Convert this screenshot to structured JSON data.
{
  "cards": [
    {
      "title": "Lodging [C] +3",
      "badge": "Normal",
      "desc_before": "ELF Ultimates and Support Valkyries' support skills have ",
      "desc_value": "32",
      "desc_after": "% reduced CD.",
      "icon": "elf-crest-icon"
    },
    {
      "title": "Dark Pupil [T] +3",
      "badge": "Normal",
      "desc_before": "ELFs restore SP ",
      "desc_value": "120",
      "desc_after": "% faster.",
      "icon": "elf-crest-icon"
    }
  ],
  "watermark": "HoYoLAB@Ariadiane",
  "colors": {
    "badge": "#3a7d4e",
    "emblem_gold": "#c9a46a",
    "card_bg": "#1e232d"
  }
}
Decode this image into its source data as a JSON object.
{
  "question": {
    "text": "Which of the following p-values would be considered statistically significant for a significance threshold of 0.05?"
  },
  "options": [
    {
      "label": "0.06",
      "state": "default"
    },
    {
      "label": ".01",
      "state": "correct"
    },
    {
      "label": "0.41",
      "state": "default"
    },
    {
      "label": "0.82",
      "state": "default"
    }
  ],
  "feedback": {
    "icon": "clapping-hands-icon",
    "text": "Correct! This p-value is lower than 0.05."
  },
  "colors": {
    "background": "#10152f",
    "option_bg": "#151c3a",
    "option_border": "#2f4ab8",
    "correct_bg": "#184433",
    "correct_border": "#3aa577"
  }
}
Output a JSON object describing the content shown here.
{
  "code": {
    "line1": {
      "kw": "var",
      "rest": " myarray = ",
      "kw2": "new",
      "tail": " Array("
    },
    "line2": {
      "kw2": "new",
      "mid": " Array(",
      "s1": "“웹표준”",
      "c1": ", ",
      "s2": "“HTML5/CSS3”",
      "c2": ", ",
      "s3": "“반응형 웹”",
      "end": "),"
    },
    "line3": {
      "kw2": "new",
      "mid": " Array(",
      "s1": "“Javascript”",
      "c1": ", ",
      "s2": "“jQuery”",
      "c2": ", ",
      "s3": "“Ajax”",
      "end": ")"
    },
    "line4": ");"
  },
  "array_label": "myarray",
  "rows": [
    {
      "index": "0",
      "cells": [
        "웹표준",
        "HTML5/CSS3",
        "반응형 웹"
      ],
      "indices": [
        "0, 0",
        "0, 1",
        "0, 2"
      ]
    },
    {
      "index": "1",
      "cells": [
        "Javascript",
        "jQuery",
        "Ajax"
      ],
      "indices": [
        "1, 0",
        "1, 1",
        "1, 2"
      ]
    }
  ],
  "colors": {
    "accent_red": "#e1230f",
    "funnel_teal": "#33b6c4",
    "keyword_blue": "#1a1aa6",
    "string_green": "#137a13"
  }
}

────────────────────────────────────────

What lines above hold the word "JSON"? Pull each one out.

§ **RESPONSE**:
Convert this screenshot to structured JSON data.
Decode this image into its source data as a JSON object.
Output a JSON object describing the content shown here.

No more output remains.